During this time, Gerald Hume reportedly said his mother was on a trip or he simply refused to answer the door.
Police obtained a search warrant Nov. 13 after failing to locate Janet Hume or make contact with her son.
Gerald Hume, who was subdued using bean bag projectiles, pointed a 9 mm handgun at two police officers during his arrest, Porter reported.
Oklahoma City police dealt with Gerald Hume four separate times before last week's arrest.
Oklahoma City police Capt. Dexter Nelson said police have been called to the residence four times over the past six years, most recently in April 2011.
He said all the incidents involved “some aspect of Mr. Hume's mental health.”
In August 2009, police dealt with Gerald Hume after an incident at his mother's home.
“Gerald was involved in an incident in which he boarded up the windows of the residence, and shot at vehicles as they drove by,” Detective Jacobson wrote in the search warrant affidavit.
Nelson said police cannot release reports related to the prior incidents because they relate to Gerald Hume's mental health.
He also was arrested in 2007 on a complaint of leaving the scene of an accident, a misdemeanor.
As for how Gerald Hume was able to get his hands on so many guns, Nelson said he wasn't sure how it happened.
“That is something I don't know … but I would assume we will look into that,” he said. “But there are a lot of ways people with mental issues can get guns … there's just so many loopholes.”
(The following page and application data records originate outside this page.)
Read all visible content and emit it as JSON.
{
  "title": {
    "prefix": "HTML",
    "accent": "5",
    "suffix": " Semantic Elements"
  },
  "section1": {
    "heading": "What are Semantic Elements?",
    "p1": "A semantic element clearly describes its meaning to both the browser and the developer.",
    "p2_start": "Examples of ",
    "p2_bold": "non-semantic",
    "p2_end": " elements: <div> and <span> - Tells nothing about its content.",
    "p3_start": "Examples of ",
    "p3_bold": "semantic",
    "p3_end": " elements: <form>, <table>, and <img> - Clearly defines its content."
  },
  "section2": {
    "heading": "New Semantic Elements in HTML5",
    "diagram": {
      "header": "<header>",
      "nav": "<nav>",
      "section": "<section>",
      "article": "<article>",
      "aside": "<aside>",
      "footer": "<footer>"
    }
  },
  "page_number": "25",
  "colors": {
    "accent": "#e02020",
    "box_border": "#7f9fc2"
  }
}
A relative of the victim told police he had removed several rifles from the house because of Gerald Hume's mental condition, according to the search warrant affidavit.
Detectives reported a family friend said “Janet Hume told her that Gerald had recently bought several guns,” according to the search warrant affidavit.
Nelson said anybody — regardless of criminal history or mental stability — can purchase firearms at gun shows or from ordinary “citizens.”
“You can sell those guns to anybody you want to, as a citizen,” he said. “You have no obligation to check that person out.”
Even if Gerald Hume had attempted to buy a gun from an authorized dealer, Nelson said, he could've possibly succeeded. “The state of Oklahoma doesn't transfer information to the national mental health database … a lot of states don't,” Nelson said. “It's not regulated that they do it.”